Wednesday, 18 May 2011

Afghan Agents Thwart Assassination Attempt On Indian Diplomat

Kabul - Afghan intelligence agents have arrested two suspected attackers who intended to assassinate the Indian consul for eastern Afghanistan, a spokesman for the agency said on Wednesday. The two Afghan men, who 'were paid by a foreign intelligence service,' planned to kill the head of the Indian consulate in Nangarhar Province, but were arrested before carrying out the attack, Lutfullah Mashal, spokesman for National Directorate of Security, said.

The detained men allegedly confessed that they had been provided with money, weapons and a vehicle by foreign intelligence agents to attack the consulate, Mashal said. He did not say which intelligence service he was referring to other than saying, 'We all know which one I mean.'
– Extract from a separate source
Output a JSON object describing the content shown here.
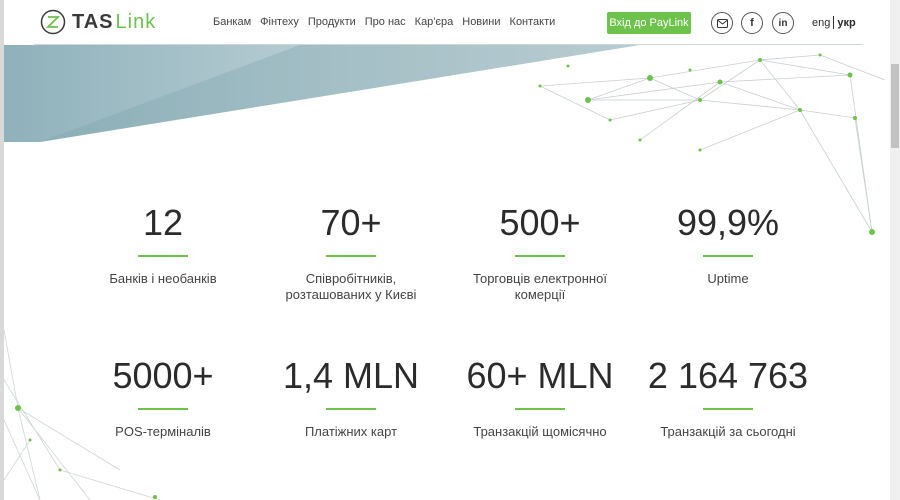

Both Afghanistan and India have repeatedly accused elements inside Pakistan of sponsoring attacks in their countries, particularly the 2008 Mumbai attack and two bombings targeting the Indian Embassy in Kabul.

Islamabad has objected strongly to the four consulates New Delhi has in Afghanistan, in addition to its embassy in Kabul, saying the compounds are being used against Pakistan.
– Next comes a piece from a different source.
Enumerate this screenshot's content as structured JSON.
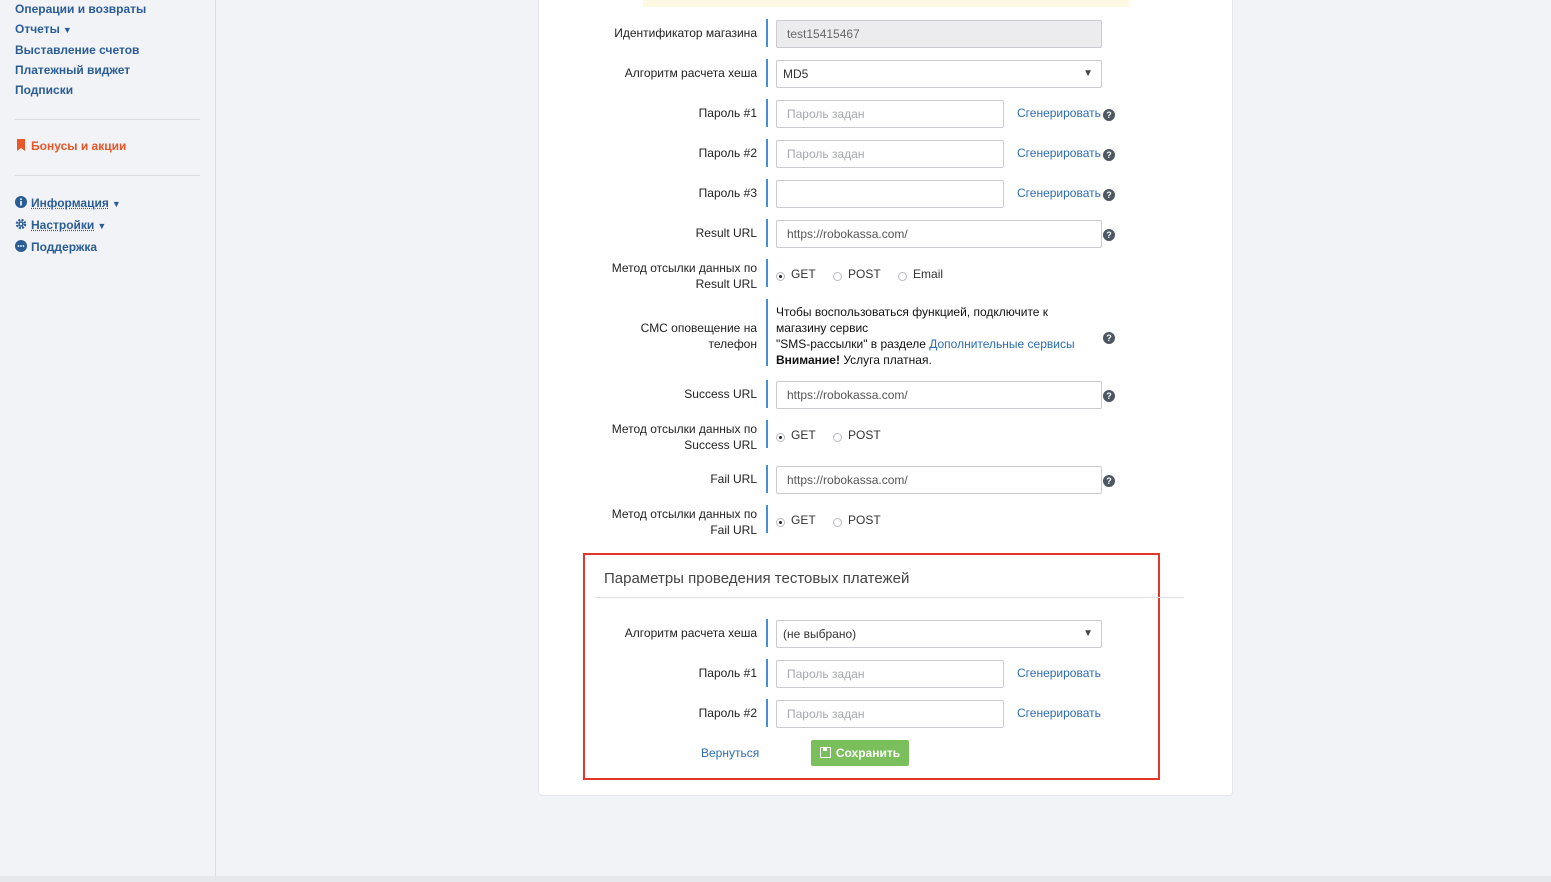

Pakistan, which was one of only three countries that officially recognized the deposed Taliban regime and which is still accused of helping some Afghan Taliban groups, has expressed dissatisfaction with India's close association with the administration of President Hamid Karzai.

The two regional rivals are seeking a role in Afghanistan after the US-led forces withdraw. Hints from Western countries on a more rapid exit from Afghanistan following the May 2 killing of Osama bin Laden have fuelled the rivalry

Indian Prime Minister Manmohan Singh plans to visit Afghanistan in coming days to discuss security, terrorism and development aid to wartorn country.

Singh is expected to announce an additional 100 million dollars in aid during the trip. India is one of the leading donors in Afghanistan, spending about 1.3 billion dollars on rebuilding the country since the Taliban was ousted in 2001.